The Team

Where will you apply for maintenance?
28/09/2018
Where will you apply for maintenance?
The recent case of Villiers v Villiers in the Court of Appeal in England gave pause for thought when considering how maintenance payments between spouses might be dealt with. The reason for this was that whilst Mr Villiers raised divorce proceedings in Scotland, his spouse raised proceedings for maintenance in England - and was successful in her application.

It has long been acknowledged that spousal maintenance payments in England are much more generous and, as we've seen in recent times, a spouse can return to court to seek adjustment of the amount awarded, sometimes many years after the divorce. The position in Scotland is very different with the view that some finality is required on divorce with a focus on a settlement generally reflecting three years' worth of payments by one spouse to the other.

In this recent case, whilst Mr & Mrs Villiers were married in 1994 and spent most of their married life in Scotland, on their separation in 2012, Mrs Villiers moved back to England. Mr Villiers raised divorce proceedings in Scotland whilst Mrs Villiers raised maintenance proceedings in England. There was then an argument as to whether the divorce proceedings in Scotland prevented the maintenance proceedings in England progressing.

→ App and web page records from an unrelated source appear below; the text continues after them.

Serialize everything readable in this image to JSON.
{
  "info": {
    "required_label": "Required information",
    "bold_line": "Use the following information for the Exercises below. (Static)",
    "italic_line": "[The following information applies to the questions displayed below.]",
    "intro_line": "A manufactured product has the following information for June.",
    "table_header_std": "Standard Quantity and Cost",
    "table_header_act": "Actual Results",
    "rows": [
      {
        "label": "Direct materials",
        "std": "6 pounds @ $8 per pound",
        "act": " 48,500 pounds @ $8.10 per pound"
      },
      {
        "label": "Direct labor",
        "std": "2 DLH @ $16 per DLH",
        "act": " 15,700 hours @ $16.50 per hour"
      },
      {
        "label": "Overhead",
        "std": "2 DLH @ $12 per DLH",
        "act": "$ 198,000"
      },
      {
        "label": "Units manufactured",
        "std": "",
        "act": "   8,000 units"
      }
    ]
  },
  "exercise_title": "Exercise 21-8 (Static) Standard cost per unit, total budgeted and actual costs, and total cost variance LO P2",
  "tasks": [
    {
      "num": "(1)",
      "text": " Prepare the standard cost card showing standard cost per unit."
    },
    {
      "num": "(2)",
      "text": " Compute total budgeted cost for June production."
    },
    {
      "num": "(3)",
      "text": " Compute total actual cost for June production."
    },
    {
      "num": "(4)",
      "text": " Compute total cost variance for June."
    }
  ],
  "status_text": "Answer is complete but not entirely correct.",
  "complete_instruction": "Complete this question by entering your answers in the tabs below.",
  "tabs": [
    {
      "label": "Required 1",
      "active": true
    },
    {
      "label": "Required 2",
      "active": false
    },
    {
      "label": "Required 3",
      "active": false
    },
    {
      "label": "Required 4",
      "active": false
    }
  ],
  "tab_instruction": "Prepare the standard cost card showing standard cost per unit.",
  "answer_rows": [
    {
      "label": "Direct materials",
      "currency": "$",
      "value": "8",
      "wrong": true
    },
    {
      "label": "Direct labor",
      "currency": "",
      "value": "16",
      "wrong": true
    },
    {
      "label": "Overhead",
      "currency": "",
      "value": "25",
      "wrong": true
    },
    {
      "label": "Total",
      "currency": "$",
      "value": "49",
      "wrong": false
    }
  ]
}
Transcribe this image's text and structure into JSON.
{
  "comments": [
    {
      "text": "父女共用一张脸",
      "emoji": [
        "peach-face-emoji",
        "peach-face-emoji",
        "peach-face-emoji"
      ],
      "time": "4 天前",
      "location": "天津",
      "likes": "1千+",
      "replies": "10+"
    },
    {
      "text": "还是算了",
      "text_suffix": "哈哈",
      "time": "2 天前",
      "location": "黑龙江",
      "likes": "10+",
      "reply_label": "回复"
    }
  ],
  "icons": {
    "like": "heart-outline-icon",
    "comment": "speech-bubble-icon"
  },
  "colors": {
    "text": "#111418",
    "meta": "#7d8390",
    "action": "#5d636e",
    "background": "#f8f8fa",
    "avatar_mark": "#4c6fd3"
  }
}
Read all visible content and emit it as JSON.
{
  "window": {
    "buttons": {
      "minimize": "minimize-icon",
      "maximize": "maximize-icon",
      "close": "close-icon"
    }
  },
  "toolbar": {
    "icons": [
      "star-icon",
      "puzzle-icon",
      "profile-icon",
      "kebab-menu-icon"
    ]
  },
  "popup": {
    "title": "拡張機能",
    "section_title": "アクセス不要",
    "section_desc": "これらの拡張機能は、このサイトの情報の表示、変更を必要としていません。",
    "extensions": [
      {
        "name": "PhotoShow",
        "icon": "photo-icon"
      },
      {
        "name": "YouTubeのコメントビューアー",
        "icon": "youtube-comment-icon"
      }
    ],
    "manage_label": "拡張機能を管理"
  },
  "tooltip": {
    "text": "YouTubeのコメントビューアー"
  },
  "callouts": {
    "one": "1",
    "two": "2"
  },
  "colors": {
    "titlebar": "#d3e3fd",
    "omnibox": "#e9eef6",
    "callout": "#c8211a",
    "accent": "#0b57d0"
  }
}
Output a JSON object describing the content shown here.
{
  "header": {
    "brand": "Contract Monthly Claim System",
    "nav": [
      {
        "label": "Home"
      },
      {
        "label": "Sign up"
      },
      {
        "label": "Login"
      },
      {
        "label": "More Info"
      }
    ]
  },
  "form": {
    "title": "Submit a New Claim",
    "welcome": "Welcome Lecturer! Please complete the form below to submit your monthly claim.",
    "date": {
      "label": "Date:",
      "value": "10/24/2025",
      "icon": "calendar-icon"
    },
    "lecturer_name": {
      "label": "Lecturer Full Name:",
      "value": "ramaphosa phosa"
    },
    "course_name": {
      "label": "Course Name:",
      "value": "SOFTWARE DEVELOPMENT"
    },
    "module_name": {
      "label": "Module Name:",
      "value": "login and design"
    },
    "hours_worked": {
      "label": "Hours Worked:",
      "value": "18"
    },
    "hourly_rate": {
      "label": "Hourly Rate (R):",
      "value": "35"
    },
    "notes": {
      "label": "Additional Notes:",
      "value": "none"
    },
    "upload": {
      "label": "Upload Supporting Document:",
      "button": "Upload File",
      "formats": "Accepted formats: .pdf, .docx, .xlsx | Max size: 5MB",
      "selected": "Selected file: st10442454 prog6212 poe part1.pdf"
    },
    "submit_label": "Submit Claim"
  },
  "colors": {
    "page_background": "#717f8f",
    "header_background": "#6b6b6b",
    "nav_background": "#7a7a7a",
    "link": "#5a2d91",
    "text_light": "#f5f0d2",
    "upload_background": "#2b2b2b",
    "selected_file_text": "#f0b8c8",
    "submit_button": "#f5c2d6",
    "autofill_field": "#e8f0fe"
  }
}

The judgement in the Court of Appeal to Mr Villiers's challenge that the maintenance proceedings in England should be struck out because he had already raised divorce proceedings in Scotland failed. The court decided that the maintenance case raised by Mrs Villiers in England could proceed on the basis that whilst divorce proceedings had been raised in Scotland, they did not address any element of maintenance for Mrs Villiers and, that being the case, the question of maintenance could be properly dealt with elsewhere - in this case, in the courts in England.

Whether this case will establish a trend remains to be seen. There has been an indication that the person seeking maintenance should have valid reasons for moving to England from Scotland. In the Villiers case, Mrs Villiers was English and her family lived in England. Whilst she had lived in Scotland for most of her married life, on her separation from her husband it had seemed logical that she would return to England.

We will monitor this situation and if there appears to be a trend developing we will bring it to your attention.